EXERCISE BRIEF: Where a line contains the word "variant", copy that line from the records below.

AVAILABLE DATA:
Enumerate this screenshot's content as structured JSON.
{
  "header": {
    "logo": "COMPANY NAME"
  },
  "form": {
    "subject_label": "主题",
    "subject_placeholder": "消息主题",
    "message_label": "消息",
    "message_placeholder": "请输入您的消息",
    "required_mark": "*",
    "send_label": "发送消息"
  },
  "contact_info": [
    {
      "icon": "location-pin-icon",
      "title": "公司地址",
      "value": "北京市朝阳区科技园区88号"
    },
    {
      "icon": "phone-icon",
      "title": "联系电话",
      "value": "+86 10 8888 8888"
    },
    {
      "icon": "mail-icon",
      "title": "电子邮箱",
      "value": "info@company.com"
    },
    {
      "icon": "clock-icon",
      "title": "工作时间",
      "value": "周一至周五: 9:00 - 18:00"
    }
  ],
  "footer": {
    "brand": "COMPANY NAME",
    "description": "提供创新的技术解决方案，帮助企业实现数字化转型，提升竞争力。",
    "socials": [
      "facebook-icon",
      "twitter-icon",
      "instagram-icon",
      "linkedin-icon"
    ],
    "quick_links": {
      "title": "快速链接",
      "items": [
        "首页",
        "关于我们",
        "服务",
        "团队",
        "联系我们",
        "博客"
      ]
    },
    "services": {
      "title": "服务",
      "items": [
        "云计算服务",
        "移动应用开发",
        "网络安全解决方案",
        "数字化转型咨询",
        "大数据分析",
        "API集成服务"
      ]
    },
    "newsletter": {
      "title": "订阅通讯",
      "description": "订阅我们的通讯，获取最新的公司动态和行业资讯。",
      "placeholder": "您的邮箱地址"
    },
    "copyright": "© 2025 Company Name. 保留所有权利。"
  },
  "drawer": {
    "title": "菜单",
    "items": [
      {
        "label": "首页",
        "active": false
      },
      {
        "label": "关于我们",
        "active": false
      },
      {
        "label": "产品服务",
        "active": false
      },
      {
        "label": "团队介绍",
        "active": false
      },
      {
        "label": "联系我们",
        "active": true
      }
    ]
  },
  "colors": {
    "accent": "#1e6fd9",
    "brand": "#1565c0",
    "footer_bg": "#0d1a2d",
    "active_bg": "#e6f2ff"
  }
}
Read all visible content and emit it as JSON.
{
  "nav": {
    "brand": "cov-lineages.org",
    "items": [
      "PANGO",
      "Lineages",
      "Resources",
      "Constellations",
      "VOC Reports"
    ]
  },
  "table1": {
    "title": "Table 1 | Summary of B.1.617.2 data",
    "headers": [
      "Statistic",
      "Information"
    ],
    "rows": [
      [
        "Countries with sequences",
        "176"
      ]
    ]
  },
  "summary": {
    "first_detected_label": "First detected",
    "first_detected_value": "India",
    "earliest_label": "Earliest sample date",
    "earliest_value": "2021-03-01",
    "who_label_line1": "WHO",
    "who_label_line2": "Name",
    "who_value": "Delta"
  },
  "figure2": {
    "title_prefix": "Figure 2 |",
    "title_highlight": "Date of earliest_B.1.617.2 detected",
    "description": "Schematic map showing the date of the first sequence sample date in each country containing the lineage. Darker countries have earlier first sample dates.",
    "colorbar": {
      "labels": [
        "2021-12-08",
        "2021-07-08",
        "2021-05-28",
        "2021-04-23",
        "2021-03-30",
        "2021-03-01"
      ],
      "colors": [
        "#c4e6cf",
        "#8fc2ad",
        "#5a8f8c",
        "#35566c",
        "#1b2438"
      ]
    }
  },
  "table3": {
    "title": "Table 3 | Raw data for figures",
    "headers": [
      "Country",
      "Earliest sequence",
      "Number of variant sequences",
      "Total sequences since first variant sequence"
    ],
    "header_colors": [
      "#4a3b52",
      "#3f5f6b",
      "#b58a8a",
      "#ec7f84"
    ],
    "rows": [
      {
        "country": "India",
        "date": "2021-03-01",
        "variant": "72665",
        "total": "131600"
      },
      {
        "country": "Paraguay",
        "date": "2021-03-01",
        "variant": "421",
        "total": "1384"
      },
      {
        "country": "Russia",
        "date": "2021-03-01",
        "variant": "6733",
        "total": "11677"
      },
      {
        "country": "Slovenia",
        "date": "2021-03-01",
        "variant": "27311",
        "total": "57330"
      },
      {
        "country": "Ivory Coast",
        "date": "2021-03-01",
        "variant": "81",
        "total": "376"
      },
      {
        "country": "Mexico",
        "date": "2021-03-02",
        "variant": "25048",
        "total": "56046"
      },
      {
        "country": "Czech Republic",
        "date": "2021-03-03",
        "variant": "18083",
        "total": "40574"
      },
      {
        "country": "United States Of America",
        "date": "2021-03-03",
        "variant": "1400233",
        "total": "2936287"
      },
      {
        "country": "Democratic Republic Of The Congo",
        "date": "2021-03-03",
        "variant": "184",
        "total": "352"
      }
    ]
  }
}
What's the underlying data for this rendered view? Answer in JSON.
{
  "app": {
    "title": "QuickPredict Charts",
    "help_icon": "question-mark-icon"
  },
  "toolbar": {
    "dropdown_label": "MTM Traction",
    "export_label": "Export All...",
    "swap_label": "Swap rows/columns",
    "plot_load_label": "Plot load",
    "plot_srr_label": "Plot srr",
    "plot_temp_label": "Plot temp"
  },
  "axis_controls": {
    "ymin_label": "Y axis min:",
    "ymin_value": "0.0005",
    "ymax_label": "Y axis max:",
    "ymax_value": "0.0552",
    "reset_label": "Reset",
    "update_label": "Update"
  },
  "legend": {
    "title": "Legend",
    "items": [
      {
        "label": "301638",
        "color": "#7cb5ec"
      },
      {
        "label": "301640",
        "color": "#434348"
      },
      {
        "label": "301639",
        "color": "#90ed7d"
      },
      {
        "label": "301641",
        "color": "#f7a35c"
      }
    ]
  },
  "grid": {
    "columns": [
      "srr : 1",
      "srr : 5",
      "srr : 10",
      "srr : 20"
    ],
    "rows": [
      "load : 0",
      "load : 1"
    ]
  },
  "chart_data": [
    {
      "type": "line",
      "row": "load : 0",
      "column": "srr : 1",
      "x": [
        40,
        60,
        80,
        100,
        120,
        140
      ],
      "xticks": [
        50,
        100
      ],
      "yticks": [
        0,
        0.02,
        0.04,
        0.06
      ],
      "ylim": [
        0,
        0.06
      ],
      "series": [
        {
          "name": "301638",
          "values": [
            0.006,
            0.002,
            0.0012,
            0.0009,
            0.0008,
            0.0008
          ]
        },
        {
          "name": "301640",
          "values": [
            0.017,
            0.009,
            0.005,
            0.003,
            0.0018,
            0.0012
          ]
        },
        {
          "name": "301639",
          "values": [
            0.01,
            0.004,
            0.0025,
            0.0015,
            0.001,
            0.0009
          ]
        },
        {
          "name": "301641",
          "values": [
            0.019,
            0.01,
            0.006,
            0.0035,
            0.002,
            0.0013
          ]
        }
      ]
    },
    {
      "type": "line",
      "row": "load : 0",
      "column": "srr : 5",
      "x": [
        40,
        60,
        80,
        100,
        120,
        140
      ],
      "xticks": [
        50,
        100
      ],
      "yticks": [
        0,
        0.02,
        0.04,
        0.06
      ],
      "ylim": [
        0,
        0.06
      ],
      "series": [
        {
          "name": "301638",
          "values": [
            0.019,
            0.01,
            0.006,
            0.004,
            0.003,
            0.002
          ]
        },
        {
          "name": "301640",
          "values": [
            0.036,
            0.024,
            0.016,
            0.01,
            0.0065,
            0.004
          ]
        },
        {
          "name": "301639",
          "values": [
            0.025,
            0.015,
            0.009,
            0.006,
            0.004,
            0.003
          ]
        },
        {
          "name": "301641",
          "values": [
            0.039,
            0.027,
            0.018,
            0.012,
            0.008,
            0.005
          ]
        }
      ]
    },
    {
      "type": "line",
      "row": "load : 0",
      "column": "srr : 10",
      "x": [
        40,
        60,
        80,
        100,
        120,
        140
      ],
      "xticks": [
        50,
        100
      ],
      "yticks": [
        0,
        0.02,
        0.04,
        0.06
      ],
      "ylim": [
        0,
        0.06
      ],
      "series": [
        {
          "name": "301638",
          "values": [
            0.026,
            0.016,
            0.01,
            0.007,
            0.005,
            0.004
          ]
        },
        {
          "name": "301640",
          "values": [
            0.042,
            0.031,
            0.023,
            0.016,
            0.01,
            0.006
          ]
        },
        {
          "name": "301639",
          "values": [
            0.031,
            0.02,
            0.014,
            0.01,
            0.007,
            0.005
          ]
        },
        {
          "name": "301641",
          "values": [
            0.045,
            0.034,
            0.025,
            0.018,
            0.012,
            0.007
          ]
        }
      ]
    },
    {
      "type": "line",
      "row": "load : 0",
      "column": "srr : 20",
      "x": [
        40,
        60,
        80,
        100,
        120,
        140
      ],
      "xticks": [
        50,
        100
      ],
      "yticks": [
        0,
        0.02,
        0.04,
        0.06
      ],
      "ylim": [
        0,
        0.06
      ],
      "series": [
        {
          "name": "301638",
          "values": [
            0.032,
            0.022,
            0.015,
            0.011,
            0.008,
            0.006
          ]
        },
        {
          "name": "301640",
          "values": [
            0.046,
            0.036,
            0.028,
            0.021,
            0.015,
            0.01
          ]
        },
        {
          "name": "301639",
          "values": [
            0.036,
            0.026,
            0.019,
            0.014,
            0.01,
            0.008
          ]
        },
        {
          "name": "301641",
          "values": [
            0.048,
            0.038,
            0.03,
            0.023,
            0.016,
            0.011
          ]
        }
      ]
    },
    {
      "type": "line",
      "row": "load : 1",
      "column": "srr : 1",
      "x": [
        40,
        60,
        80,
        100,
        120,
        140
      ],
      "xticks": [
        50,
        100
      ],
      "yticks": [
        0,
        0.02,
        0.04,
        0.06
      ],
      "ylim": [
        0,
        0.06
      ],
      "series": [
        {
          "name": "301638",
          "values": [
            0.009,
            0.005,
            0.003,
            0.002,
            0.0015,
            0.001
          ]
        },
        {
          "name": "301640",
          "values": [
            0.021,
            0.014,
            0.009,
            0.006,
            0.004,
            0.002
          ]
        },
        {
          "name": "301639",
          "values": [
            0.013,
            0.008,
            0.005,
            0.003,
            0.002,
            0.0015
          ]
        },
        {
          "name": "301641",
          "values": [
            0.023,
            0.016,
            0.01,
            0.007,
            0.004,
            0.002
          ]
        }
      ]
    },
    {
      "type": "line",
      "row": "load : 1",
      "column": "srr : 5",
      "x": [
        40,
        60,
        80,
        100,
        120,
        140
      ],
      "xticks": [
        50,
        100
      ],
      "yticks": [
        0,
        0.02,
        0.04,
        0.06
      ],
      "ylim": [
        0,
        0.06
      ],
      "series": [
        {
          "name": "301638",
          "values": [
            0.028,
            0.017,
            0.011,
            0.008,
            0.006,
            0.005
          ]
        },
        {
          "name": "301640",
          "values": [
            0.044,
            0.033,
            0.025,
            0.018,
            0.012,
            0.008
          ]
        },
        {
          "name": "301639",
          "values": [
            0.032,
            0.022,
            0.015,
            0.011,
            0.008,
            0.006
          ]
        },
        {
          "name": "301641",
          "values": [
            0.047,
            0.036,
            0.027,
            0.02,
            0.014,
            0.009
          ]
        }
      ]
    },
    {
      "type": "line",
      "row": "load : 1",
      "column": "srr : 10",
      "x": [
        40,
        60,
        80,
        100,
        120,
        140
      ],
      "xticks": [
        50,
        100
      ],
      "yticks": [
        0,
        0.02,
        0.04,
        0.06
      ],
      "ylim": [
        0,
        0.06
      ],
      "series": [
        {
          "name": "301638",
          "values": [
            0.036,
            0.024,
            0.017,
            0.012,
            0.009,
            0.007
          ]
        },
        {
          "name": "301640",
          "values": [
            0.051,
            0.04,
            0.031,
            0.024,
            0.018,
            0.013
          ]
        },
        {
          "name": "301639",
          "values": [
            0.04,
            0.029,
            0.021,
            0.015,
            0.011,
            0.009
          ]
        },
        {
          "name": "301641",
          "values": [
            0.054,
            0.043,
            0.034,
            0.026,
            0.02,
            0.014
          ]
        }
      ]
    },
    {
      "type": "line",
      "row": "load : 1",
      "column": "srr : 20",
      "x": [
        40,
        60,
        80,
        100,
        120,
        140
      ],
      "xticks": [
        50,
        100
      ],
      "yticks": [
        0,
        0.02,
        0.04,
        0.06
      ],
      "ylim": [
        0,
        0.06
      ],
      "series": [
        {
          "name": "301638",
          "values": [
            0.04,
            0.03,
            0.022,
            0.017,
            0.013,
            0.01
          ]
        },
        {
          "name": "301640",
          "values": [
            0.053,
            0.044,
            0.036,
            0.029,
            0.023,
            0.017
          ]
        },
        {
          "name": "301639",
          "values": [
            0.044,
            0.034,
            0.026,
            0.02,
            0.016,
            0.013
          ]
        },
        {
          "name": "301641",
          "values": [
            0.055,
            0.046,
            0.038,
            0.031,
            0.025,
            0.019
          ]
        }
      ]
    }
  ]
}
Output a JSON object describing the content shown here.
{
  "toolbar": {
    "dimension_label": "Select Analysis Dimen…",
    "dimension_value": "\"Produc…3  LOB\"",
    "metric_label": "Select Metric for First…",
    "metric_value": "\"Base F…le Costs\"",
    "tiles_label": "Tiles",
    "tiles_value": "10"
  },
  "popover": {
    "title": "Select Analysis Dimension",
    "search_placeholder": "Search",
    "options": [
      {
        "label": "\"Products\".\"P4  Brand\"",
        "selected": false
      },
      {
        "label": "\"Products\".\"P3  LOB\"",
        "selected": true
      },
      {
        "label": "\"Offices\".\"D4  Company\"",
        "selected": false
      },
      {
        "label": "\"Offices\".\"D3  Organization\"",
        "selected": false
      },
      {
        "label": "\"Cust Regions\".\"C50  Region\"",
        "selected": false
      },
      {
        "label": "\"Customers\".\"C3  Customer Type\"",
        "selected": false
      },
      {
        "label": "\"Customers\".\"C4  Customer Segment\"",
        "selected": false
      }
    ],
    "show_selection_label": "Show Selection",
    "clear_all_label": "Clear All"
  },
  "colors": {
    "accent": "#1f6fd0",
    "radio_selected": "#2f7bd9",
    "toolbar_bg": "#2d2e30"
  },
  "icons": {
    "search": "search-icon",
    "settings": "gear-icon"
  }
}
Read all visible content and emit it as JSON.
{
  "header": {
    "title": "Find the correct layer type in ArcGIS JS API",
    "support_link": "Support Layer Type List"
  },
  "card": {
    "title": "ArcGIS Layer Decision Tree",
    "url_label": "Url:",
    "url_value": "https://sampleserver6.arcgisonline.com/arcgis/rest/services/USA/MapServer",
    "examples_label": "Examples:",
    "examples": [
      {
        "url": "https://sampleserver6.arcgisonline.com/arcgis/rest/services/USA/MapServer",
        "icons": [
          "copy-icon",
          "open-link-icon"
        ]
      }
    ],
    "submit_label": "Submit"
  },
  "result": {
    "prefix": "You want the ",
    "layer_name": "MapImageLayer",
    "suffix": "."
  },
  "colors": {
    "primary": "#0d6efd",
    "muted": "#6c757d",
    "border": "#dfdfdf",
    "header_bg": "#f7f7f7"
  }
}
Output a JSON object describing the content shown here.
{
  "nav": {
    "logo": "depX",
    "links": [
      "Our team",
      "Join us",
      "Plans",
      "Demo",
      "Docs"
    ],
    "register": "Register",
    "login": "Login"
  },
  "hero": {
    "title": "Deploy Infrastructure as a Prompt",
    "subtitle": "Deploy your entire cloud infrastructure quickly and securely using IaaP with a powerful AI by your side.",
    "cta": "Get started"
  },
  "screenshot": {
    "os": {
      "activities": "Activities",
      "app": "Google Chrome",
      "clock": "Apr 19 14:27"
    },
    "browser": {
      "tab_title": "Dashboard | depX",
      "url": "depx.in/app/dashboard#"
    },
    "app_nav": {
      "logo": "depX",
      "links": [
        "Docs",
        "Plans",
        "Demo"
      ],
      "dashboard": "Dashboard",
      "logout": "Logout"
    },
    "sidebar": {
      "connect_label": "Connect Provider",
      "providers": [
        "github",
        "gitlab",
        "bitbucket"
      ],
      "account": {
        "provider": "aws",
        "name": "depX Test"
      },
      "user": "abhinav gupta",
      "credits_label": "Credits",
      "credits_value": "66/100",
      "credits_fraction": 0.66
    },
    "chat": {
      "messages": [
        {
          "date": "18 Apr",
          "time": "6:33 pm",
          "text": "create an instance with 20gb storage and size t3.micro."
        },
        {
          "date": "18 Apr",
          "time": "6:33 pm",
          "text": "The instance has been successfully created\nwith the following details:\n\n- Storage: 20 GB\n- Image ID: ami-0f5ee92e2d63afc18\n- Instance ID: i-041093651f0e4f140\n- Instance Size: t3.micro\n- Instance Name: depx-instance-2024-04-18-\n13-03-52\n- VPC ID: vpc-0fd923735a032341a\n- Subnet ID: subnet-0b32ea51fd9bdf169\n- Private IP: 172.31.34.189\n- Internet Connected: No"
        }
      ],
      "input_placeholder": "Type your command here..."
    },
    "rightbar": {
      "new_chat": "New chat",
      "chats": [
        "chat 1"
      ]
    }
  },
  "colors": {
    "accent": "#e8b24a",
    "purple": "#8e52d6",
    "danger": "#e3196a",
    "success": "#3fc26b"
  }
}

EXERCISE ANSWER:
      "Number of variant sequences",
      "Total sequences since first variant sequence"
        "variant": "72665",
        "variant": "421",
        "variant": "6733",
        "variant": "27311",
        "variant": "81",
        "variant": "25048",
        "variant": "18083",
        "variant": "1400233",
        "variant": "184",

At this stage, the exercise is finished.